ECONOMYNEXT – Sri Lanka’s President Ranil Wickremesinghe said he expected a state-level agreement with the International Monetary Fund by late August, and executive board approval in September.
“My aim was to get into an agreement by July and get Executive Board approval by the first week of August, President Wickremesinghe told a meeting of local government officials in Kandy.
“Now it will delay to the end of August. Because after the first week there is a holiday.
“Then we can approve only in September.
“Due to all their groups (protesting) all became delayed. Without this agreement, no one will give money.”
Wickremesinghe when he was Prime Minister at first said he expected a staff level agreement by July but later said it will be in August.
The International Monetary Fund itself has not given any dates but said progress has to be made in debt re-structuring.
Sri Lanka’s debt advisors are still doing the analytical work on creditors and debt, the Finance Ministry said.
Sri Lanka will then have to start negotiations with creditors.
It is not clear to what level of progress with creditors IMF will require to approve a letter of intent and give the first tranche of money.
IMF typically gives money after it is no longer needed for imports after ending unsustainable credit and central bank injections with rate hikes and the money can be invested in usually US debt and show as reserves.
Sri Lanka however is still printing money and creating forex shortages.
Sri Lanka has the worst flexible exchange rate (soft-peg) in South Asia after Pakistan requiring frequent IMF bailouts after printing money to keep rates and rejecting bids to bond auctions (central bank re-finance of the private sector by re-purchasing bonds issued for past deficits).
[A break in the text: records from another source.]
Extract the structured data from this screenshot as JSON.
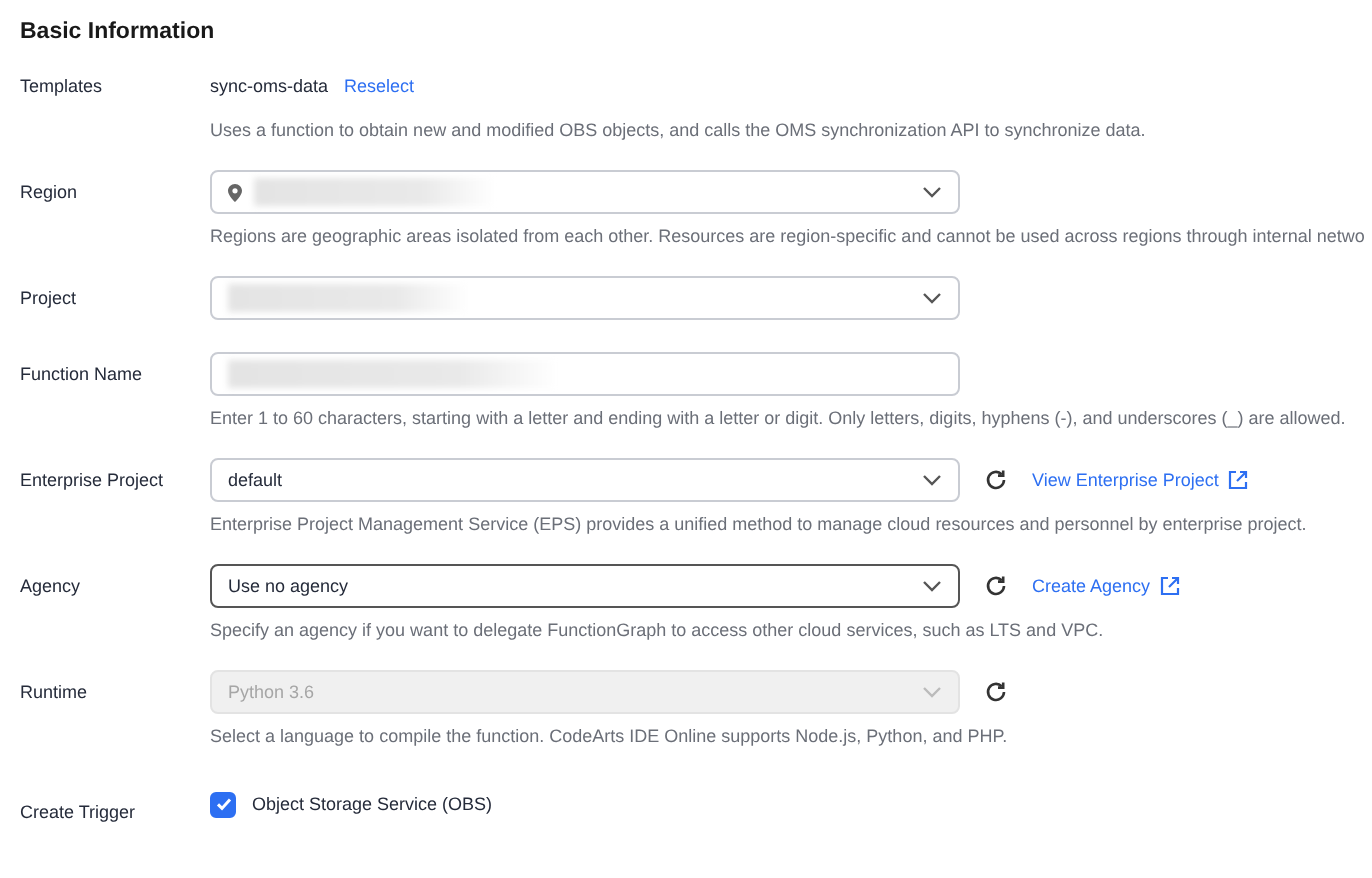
{
  "section": {
    "title": "Basic Information"
  },
  "fields": [
    {
      "kind": "text",
      "label": "Templates",
      "value": "sync-oms-data",
      "link": "Reselect",
      "description": "Uses a function to obtain new and modified OBS objects, and calls the OMS synchronization API to synchronize data."
    },
    {
      "kind": "location-select",
      "label": "Region",
      "redacted": true,
      "description": "Regions are geographic areas isolated from each other. Resources are region-specific and cannot be used across regions through internal netwo"
    },
    {
      "kind": "select",
      "label": "Project",
      "redacted": true
    },
    {
      "kind": "input",
      "label": "Function Name",
      "redacted": true,
      "description": "Enter 1 to 60 characters, starting with a letter and ending with a letter or digit. Only letters, digits, hyphens (-), and underscores (_) are allowed."
    },
    {
      "kind": "select",
      "label": "Enterprise Project",
      "value": "default",
      "refresh": true,
      "external_link": "View Enterprise Project",
      "description": "Enterprise Project Management Service (EPS) provides a unified method to manage cloud resources and personnel by enterprise project."
    },
    {
      "kind": "select",
      "label": "Agency",
      "value": "Use no agency",
      "focused": true,
      "refresh": true,
      "external_link": "Create Agency",
      "description": "Specify an agency if you want to delegate FunctionGraph to access other cloud services, such as LTS and VPC."
    },
    {
      "kind": "select",
      "label": "Runtime",
      "value": "Python 3.6",
      "disabled": true,
      "refresh": true,
      "description": "Select a language to compile the function. CodeArts IDE Online supports Node.js, Python, and PHP."
    },
    {
      "kind": "checkbox",
      "label": "Create Trigger",
      "option": "Object Storage Service (OBS)",
      "checked": true
    }
  ]
}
After losing the credibility of the peg, the central also sterilizes dollar sales for imports, effectively monetary financing imports after losing reserves.
The instability worsened sharply after the end of a civil war when the IMF itself taught the trigger-happy central bank to calculate an output gap, spurring it to engage in stimulus and trigger balance of payments deficits.
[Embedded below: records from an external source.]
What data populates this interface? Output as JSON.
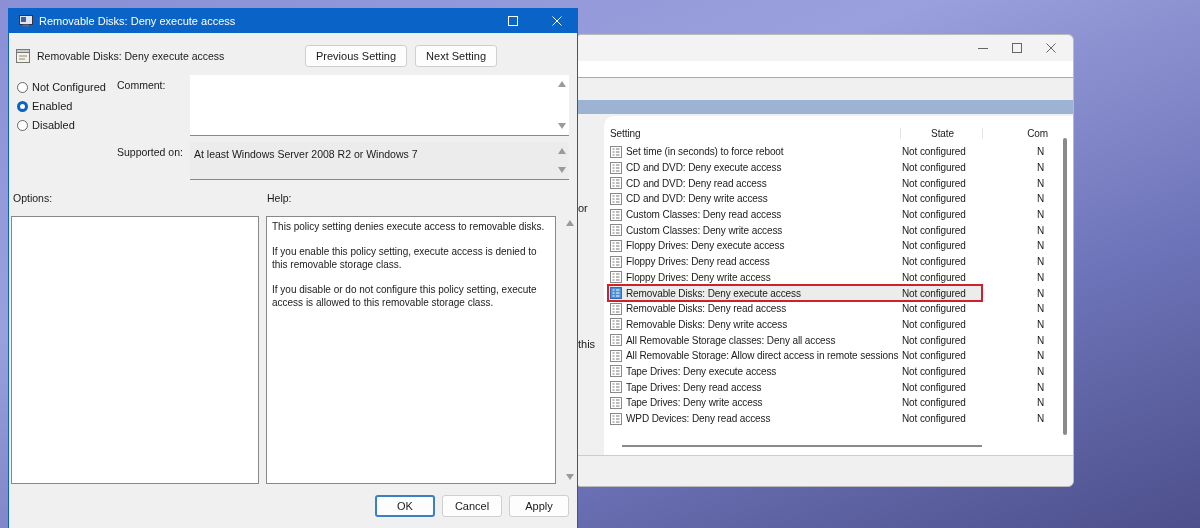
{
  "background_window": {
    "side_fragments": [
      {
        "text": "or"
      },
      {
        "text": "this"
      }
    ],
    "table": {
      "columns": [
        {
          "label": "Setting"
        },
        {
          "label": "State"
        },
        {
          "label": "Com"
        }
      ],
      "rows": [
        {
          "setting": "Set time (in seconds) to force reboot",
          "state": "Not configured",
          "column_3": "N",
          "selected": false
        },
        {
          "setting": "CD and DVD: Deny execute access",
          "state": "Not configured",
          "column_3": "N",
          "selected": false
        },
        {
          "setting": "CD and DVD: Deny read access",
          "state": "Not configured",
          "column_3": "N",
          "selected": false
        },
        {
          "setting": "CD and DVD: Deny write access",
          "state": "Not configured",
          "column_3": "N",
          "selected": false
        },
        {
          "setting": "Custom Classes: Deny read access",
          "state": "Not configured",
          "column_3": "N",
          "selected": false
        },
        {
          "setting": "Custom Classes: Deny write access",
          "state": "Not configured",
          "column_3": "N",
          "selected": false
        },
        {
          "setting": "Floppy Drives: Deny execute access",
          "state": "Not configured",
          "column_3": "N",
          "selected": false
        },
        {
          "setting": "Floppy Drives: Deny read access",
          "state": "Not configured",
          "column_3": "N",
          "selected": false
        },
        {
          "setting": "Floppy Drives: Deny write access",
          "state": "Not configured",
          "column_3": "N",
          "selected": false
        },
        {
          "setting": "Removable Disks: Deny execute access",
          "state": "Not configured",
          "column_3": "N",
          "selected": true
        },
        {
          "setting": "Removable Disks: Deny read access",
          "state": "Not configured",
          "column_3": "N",
          "selected": false
        },
        {
          "setting": "Removable Disks: Deny write access",
          "state": "Not configured",
          "column_3": "N",
          "selected": false
        },
        {
          "setting": "All Removable Storage classes: Deny all access",
          "state": "Not configured",
          "column_3": "N",
          "selected": false
        },
        {
          "setting": "All Removable Storage: Allow direct access in remote sessions",
          "state": "Not configured",
          "column_3": "N",
          "selected": false
        },
        {
          "setting": "Tape Drives: Deny execute access",
          "state": "Not configured",
          "column_3": "N",
          "selected": false
        },
        {
          "setting": "Tape Drives: Deny read access",
          "state": "Not configured",
          "column_3": "N",
          "selected": false
        },
        {
          "setting": "Tape Drives: Deny write access",
          "state": "Not configured",
          "column_3": "N",
          "selected": false
        },
        {
          "setting": "WPD Devices: Deny read access",
          "state": "Not configured",
          "column_3": "N",
          "selected": false
        }
      ]
    }
  },
  "dialog": {
    "window": {
      "title": "Removable Disks: Deny execute access"
    },
    "policy_name": "Removable Disks: Deny execute access",
    "nav_buttons": [
      "Previous Setting",
      "Next Setting"
    ],
    "options": [
      {
        "label": "Not Configured",
        "selected": false
      },
      {
        "label": "Enabled",
        "selected": true
      },
      {
        "label": "Disabled",
        "selected": false
      }
    ],
    "comment_label": "Comment:",
    "supported_label": "Supported on:",
    "supported_value": "At least Windows Server 2008 R2 or Windows 7",
    "options_label": "Options:",
    "help_label": "Help:",
    "help_paragraphs": [
      "This policy setting denies execute access to removable disks.",
      "If you enable this policy setting, execute access is denied to this removable storage class.",
      "If you disable or do not configure this policy setting, execute access is allowed to this removable storage class."
    ],
    "buttons": [
      "OK",
      "Cancel",
      "Apply"
    ]
  }
}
In 2019 December, after two currency crises in 2015/2016 and 2018 from output gap targeting, economists also cut taxes adding fiscal stimulus claiming there was a ‘persistent output gap.’ (Colombo/Aug01/2022)